His plans are greater than ours. His plans for Sharifu’s life were better than what we could have ever had.

He knew what He was protecting Sharifu from in taking him home so soon. And I rest in that.

I might not be able to make sense of it. I may not be happy with the outcome. But I rest in it still.



I do want to share one last thing about Sharifu and what he taught me.

I want to share with you on how important it was to be present.

I found it extremely hard to pass by Sharifu and not stop.

Playing hard to get was an understatement with him.

He made it very clear that he would like you on his terms and his terms only.

I tend to like the kids that don’t gravitate toward you, I take it as a challenge that I am confident I can meet.

And, eventually, I did.

No matter how busy I was. How late I was. I always kissed him goodbye. I always made time to sit and hang out with him.

During the work day, when I needed to take a break from sitting behind a desk, I would just go and sit with him on the mat until I could get him to laugh.

In the last few weeks, as he started to walk, he even started coming to me. WILLINGLY.
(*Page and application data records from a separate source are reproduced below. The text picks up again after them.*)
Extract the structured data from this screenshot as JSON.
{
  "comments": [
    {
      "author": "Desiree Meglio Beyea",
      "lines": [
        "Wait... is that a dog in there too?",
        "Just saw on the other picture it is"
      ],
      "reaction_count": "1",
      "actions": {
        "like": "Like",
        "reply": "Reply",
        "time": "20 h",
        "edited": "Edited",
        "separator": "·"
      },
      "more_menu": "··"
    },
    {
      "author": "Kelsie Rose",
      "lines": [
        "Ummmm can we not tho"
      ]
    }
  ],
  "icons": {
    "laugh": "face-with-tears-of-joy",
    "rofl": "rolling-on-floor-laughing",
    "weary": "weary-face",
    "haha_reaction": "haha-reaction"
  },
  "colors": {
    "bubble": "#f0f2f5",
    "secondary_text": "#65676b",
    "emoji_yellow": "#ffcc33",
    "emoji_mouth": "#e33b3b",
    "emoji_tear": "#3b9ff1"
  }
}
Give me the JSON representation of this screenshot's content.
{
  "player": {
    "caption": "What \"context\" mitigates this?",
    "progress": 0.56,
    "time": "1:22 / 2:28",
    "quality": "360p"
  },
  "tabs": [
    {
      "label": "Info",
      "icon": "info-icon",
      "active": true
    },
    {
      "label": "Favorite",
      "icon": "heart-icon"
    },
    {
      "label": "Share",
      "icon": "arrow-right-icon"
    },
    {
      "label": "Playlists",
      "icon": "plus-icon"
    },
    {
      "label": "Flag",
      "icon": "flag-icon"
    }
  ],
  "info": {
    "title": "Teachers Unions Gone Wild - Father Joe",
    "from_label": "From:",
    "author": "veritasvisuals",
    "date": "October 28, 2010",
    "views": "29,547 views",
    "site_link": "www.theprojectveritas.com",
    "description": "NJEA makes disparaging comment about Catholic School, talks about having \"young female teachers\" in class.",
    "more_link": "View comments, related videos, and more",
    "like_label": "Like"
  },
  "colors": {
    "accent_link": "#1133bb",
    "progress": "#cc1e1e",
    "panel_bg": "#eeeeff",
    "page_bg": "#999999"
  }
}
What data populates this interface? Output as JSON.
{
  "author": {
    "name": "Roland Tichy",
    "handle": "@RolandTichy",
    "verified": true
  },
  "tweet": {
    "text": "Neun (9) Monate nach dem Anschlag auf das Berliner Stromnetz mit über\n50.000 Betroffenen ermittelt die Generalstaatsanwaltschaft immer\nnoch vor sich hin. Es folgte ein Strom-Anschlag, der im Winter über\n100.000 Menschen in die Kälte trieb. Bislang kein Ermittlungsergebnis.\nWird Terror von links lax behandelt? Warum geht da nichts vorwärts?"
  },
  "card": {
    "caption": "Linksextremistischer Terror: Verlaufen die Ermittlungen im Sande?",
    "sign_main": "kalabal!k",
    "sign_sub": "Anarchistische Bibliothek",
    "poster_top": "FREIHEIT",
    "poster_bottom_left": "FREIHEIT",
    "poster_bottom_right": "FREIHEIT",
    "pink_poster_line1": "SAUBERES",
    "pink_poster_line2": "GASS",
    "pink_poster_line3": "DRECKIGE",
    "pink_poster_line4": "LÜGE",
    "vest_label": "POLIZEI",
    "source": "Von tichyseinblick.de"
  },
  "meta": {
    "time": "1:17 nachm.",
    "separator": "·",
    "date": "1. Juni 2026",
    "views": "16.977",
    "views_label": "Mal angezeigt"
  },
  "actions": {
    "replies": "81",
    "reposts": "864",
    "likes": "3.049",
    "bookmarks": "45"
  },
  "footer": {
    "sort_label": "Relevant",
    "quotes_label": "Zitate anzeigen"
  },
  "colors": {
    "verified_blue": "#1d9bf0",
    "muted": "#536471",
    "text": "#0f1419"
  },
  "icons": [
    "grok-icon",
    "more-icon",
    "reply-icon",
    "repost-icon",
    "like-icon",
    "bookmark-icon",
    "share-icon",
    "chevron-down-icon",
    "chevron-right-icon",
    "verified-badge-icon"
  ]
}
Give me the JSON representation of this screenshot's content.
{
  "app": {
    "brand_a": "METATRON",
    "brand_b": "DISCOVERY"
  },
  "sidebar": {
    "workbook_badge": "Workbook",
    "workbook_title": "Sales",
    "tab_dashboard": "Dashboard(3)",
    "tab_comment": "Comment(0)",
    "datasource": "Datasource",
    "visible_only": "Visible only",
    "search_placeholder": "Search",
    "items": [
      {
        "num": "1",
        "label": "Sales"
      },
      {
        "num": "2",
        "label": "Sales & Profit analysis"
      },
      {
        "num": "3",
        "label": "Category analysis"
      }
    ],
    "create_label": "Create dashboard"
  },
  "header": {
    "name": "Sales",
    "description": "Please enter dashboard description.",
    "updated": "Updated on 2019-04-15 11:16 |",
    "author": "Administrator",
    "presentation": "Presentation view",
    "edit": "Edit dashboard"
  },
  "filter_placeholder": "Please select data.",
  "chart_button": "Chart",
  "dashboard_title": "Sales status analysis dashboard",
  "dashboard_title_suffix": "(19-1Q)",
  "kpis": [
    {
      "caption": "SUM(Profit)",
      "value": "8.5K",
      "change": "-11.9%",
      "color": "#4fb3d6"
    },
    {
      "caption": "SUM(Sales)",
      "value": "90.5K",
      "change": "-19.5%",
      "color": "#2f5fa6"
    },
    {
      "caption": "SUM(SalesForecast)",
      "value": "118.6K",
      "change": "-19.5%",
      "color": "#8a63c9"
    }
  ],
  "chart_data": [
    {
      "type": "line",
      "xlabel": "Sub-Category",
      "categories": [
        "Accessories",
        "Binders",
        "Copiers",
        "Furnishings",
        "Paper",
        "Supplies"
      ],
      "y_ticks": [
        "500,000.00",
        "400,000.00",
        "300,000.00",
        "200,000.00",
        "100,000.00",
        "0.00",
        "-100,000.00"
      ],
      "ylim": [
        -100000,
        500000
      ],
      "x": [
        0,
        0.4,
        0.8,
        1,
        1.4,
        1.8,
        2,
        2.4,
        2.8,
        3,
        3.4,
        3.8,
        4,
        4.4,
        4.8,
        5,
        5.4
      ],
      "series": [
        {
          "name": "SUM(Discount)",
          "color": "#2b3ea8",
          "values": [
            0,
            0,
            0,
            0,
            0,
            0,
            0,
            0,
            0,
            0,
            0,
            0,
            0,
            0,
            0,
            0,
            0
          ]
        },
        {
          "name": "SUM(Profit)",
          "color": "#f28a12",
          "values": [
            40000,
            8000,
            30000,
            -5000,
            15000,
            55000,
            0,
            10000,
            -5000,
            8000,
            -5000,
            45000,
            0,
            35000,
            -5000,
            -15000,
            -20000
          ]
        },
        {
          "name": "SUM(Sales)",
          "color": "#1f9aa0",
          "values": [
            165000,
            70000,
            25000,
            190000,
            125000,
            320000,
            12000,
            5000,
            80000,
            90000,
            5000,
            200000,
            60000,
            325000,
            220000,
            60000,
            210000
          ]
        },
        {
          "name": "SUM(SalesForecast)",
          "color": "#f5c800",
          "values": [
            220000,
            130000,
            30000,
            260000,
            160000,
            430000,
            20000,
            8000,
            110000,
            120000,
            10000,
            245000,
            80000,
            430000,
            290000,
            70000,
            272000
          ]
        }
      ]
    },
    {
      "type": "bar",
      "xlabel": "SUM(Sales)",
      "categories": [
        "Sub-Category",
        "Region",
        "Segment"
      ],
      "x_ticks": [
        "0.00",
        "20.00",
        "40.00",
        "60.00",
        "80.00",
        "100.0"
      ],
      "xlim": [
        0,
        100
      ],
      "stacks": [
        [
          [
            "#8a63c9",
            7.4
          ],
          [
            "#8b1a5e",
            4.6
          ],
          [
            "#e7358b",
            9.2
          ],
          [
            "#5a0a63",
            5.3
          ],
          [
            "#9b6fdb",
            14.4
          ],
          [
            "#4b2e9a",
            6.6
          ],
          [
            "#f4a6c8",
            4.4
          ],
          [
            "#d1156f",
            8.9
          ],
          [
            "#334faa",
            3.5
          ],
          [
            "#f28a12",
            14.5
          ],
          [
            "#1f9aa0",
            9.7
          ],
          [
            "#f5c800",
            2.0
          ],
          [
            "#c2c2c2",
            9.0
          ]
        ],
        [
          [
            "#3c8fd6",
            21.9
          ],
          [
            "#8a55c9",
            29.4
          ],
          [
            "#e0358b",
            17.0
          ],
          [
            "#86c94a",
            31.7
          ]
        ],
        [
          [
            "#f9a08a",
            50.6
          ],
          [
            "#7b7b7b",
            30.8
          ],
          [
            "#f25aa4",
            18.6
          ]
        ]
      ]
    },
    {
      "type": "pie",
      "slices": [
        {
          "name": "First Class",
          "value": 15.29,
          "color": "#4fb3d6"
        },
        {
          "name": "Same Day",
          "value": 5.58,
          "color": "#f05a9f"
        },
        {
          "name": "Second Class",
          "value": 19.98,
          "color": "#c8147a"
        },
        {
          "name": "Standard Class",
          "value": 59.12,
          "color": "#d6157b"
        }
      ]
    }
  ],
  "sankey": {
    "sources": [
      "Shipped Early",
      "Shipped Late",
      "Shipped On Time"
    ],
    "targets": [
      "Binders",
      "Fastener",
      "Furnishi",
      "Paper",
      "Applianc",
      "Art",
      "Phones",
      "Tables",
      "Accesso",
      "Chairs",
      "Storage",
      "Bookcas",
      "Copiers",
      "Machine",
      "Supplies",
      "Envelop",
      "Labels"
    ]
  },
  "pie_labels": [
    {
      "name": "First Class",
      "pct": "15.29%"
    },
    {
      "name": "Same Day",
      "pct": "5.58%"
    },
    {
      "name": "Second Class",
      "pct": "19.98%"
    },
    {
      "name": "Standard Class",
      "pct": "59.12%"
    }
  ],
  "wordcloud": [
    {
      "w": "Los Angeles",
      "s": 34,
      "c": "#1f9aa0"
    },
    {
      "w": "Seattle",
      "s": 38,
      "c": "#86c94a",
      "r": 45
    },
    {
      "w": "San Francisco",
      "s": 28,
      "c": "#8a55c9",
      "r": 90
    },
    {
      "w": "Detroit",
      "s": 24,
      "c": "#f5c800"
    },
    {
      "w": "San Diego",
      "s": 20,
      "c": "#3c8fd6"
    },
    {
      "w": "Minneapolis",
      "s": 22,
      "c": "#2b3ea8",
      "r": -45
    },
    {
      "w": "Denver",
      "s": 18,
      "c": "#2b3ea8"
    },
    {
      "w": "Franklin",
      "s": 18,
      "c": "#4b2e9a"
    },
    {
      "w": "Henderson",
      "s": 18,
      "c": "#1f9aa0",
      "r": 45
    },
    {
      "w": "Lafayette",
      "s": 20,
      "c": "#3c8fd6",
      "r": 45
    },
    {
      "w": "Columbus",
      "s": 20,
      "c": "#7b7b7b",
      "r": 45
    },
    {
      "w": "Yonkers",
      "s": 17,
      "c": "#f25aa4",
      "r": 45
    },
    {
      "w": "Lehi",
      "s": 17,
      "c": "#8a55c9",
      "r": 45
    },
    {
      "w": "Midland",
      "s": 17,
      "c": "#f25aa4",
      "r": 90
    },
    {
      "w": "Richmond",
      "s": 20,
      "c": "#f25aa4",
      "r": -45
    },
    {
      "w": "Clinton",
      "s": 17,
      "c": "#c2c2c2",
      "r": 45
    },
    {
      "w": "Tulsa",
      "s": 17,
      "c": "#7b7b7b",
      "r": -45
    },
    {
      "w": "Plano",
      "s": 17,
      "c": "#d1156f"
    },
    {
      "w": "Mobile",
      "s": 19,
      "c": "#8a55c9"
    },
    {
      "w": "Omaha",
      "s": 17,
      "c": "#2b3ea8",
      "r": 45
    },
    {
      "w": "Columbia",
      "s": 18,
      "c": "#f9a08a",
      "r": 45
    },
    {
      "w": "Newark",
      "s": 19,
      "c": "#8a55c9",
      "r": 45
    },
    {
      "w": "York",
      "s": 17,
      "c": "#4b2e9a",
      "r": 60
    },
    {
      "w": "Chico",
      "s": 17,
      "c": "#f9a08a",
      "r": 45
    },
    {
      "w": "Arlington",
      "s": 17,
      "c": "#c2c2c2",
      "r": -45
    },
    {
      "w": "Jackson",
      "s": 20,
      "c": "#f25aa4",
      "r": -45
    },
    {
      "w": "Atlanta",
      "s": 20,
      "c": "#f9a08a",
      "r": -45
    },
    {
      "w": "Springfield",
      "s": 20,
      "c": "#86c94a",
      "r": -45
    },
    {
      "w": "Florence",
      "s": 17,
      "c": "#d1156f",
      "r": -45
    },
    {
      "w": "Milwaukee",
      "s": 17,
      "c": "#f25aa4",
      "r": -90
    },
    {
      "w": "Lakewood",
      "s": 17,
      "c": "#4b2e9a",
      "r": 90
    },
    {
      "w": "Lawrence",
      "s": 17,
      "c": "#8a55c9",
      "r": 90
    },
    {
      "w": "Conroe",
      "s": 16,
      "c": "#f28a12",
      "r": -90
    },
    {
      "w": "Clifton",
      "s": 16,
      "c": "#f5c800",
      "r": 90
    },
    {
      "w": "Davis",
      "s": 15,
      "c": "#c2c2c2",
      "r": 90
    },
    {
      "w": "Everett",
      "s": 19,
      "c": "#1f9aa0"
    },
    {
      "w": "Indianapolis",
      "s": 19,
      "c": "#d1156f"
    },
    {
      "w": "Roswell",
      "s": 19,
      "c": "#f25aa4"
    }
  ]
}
I was careful not to show too much excitement, as I knew he’d be quick to back off when he realized he had given me exactly what I wanted.

Sharifu came to us without much value placed on his life at all.

Through us welcoming him and Margaret into the Abide family, we got to see VALUE and LOVE poured into his life.

He did not die alone. He did not die unloved.

I am thankful for that. I am.

And in being present with him, not realizing my time would be so limited, I am reminded of how important it is for us to be present with each other. Especially those who might need it a little bit more than the rest.

It is so easy to get caught up in work. In emails. In fundraising. In paperwork and files.

Life distracts us from relationships. From the people around us who desperately need us to be present.

And I am here, reminding you, that email can wait. You can make that phone call after you sit down and make time for the people around you who need it.

Pause. Give your undivided attention. Remind someone that they are of worth. That they are valued. That they are loved.


Thank you for all you have taught me.

I will miss you more than you know. I know you are not only walking now, but RUNNING with Jesus.

Give Him a kiss for me {and try not to be too stubborn about it}.

I’ll see you soon.


Auntie Kelsey